Activity: Could you report every line from the entries that includes the word "properties"?

Records excerpted from a collection:
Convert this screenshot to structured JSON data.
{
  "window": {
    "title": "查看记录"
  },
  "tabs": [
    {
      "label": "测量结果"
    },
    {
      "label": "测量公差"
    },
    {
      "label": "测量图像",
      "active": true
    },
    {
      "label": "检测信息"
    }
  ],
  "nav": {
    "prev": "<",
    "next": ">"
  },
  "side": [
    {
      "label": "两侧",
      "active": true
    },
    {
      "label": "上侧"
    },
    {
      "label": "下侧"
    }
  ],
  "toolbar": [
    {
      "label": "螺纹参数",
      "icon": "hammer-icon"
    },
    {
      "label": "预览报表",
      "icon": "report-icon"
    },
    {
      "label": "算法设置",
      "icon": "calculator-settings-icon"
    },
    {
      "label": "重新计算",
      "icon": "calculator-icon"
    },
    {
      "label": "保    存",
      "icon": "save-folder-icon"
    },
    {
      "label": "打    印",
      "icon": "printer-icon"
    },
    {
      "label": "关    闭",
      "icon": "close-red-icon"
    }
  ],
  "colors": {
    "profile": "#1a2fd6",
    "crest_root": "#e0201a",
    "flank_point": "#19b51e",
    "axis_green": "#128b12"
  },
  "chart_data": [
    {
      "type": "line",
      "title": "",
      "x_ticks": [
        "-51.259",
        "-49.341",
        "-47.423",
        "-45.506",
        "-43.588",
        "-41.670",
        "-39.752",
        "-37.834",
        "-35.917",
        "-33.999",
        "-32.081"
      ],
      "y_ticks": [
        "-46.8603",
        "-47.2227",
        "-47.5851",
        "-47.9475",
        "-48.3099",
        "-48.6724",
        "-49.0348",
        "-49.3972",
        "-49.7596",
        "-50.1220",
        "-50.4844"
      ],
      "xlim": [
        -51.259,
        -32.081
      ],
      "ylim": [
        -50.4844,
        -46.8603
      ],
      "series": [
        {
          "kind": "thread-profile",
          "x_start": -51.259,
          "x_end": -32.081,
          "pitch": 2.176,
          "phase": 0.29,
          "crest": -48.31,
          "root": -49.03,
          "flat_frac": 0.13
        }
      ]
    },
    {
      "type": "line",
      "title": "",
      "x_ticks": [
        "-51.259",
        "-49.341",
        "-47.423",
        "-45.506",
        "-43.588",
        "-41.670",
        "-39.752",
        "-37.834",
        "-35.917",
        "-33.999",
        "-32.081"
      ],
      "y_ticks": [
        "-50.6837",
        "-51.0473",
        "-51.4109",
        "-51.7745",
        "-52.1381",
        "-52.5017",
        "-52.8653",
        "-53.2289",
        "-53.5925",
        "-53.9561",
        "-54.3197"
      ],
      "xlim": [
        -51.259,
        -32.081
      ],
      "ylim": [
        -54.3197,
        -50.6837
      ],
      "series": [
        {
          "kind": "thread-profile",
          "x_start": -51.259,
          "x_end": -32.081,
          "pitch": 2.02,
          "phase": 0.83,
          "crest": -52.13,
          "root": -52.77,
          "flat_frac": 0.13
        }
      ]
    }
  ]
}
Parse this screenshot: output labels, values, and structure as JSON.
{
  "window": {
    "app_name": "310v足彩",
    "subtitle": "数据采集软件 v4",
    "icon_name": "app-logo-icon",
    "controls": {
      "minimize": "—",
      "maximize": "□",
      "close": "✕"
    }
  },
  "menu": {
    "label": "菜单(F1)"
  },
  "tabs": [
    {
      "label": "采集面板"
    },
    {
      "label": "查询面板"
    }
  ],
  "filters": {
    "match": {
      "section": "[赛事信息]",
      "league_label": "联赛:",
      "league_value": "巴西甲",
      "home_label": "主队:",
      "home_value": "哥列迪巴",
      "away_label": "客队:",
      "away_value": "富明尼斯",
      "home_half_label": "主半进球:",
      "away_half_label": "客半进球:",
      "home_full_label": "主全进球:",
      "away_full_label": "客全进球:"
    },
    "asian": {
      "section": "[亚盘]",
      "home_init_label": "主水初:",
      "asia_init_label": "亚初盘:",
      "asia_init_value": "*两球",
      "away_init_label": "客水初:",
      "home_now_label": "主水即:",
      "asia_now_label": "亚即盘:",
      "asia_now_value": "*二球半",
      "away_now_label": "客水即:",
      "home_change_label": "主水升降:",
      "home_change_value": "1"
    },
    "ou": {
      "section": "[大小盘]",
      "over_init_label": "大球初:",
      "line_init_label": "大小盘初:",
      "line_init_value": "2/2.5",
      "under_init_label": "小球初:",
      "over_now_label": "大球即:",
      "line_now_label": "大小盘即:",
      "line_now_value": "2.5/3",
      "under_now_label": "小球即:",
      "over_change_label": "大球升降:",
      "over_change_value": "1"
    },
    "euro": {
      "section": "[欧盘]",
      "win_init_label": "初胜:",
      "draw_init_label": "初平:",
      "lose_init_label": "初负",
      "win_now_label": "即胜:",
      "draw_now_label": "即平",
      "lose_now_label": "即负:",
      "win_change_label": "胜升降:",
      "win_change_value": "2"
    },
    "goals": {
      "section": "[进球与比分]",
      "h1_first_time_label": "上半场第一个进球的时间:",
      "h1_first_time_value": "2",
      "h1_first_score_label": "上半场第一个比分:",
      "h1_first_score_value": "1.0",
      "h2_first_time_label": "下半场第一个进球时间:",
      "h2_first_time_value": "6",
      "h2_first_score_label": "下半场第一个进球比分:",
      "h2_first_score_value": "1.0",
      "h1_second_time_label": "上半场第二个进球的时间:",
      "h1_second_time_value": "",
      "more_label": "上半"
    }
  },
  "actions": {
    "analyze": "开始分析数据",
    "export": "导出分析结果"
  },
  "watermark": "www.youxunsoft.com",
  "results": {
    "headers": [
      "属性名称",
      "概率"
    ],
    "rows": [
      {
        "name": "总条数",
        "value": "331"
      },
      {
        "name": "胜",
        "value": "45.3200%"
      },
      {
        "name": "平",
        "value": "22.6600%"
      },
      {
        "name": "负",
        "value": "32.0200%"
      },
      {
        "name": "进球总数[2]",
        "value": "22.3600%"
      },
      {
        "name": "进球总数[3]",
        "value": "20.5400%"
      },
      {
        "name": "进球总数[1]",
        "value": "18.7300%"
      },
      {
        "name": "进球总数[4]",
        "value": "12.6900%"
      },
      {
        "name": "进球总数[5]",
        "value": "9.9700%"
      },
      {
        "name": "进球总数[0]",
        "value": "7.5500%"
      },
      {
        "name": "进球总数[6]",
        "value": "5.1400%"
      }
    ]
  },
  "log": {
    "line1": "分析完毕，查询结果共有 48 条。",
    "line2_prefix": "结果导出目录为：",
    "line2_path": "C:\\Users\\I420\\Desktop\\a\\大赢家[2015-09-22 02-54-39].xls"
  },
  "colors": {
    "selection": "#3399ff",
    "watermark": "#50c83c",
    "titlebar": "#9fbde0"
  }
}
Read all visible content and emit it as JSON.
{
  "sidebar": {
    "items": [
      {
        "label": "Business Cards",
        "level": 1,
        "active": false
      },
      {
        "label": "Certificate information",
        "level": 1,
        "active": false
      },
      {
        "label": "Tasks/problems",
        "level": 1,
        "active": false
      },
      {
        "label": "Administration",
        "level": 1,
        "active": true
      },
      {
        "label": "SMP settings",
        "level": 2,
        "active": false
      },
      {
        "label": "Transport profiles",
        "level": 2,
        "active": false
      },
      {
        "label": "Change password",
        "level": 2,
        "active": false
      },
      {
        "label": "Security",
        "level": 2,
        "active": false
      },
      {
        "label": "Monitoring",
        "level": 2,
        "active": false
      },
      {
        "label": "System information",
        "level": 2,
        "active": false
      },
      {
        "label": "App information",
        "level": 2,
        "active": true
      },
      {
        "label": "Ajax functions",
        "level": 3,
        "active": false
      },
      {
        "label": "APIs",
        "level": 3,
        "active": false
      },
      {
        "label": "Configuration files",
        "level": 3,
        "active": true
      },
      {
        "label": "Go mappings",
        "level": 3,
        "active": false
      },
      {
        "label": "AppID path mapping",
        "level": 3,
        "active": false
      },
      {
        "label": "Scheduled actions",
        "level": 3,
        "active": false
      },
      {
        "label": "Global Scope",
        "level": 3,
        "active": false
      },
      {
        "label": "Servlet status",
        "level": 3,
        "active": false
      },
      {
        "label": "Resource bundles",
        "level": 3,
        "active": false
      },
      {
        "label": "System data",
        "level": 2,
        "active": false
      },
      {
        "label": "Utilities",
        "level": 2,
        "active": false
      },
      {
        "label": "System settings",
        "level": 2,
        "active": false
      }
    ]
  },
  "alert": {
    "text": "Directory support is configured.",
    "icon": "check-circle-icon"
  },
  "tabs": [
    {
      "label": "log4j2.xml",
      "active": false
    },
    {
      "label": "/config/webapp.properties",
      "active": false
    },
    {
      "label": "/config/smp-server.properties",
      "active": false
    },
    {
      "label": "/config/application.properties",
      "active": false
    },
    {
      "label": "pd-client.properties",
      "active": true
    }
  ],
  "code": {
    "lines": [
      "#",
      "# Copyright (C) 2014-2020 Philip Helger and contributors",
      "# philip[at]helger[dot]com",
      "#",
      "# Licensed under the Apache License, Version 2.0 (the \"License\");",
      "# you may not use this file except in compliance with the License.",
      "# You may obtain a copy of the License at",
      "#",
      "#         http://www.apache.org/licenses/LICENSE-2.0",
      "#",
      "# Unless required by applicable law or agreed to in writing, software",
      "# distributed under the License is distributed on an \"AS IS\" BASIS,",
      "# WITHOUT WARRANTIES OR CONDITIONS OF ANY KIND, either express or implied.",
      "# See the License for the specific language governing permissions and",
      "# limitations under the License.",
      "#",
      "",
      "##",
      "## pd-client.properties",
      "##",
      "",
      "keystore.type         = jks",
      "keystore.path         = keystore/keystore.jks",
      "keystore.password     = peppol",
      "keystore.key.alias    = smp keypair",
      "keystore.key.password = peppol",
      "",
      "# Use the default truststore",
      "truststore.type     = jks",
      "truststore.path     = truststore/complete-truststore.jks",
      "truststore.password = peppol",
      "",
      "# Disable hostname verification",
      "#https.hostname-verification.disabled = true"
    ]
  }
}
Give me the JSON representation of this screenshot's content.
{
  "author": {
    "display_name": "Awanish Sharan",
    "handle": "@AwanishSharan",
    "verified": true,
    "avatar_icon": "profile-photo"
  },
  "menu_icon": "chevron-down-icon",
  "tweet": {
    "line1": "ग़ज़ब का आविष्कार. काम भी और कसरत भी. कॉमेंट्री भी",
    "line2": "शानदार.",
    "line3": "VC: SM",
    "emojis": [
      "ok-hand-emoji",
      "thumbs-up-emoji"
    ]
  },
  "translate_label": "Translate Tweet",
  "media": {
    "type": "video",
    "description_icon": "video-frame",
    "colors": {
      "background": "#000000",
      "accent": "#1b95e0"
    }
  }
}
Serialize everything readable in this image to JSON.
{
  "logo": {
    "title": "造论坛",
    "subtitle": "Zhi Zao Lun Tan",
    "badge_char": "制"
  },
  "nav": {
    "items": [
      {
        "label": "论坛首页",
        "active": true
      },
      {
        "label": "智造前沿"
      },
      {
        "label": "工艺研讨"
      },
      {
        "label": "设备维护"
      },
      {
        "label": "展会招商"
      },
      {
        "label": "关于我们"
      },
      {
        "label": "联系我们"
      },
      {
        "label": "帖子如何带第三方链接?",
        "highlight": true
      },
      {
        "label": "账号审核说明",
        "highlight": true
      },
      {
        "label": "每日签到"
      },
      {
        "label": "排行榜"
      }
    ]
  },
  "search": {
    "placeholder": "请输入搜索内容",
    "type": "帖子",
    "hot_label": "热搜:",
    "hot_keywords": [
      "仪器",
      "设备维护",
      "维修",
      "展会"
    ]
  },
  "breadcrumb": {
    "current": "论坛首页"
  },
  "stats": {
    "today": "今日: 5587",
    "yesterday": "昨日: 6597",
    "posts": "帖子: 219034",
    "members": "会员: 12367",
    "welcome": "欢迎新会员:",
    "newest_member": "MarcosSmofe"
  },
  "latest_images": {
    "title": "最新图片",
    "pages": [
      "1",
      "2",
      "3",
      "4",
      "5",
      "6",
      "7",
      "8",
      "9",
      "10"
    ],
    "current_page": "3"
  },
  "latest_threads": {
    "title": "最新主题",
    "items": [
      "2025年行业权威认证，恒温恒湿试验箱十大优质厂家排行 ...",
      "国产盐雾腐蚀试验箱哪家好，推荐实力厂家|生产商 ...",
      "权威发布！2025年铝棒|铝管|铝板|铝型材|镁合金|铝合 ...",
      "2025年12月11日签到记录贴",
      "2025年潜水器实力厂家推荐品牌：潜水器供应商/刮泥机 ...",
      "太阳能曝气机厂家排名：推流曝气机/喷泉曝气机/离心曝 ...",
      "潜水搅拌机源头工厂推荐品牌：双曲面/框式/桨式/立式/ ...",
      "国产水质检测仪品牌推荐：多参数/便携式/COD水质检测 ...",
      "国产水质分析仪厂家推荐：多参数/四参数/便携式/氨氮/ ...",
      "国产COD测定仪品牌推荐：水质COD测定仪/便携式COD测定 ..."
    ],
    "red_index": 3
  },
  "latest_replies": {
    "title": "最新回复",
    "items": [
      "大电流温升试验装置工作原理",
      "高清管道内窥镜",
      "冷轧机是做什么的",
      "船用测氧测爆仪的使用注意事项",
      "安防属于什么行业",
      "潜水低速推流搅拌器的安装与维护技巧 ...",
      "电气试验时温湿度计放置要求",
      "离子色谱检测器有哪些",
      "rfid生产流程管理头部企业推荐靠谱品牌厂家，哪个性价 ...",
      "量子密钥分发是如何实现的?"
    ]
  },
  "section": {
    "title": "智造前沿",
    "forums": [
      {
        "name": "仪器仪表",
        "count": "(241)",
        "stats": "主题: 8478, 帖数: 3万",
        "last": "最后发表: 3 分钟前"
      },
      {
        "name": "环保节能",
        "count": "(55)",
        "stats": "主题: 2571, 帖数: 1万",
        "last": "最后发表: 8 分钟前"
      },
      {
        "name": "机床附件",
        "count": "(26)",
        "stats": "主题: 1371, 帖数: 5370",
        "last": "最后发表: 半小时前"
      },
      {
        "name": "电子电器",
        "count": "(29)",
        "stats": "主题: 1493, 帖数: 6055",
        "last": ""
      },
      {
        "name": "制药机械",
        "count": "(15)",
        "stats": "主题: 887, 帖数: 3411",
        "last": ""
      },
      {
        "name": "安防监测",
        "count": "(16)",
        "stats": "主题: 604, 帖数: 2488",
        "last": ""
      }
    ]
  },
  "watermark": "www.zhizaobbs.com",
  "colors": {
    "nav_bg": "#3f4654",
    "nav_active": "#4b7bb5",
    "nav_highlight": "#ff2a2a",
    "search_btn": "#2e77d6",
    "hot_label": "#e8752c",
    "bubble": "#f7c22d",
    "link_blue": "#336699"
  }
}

Result of the task:
      "label": "/config/webapp.properties",
      "label": "/config/smp-server.properties",
      "label": "/config/application.properties",
      "label": "pd-client.properties",
      "## pd-client.properties",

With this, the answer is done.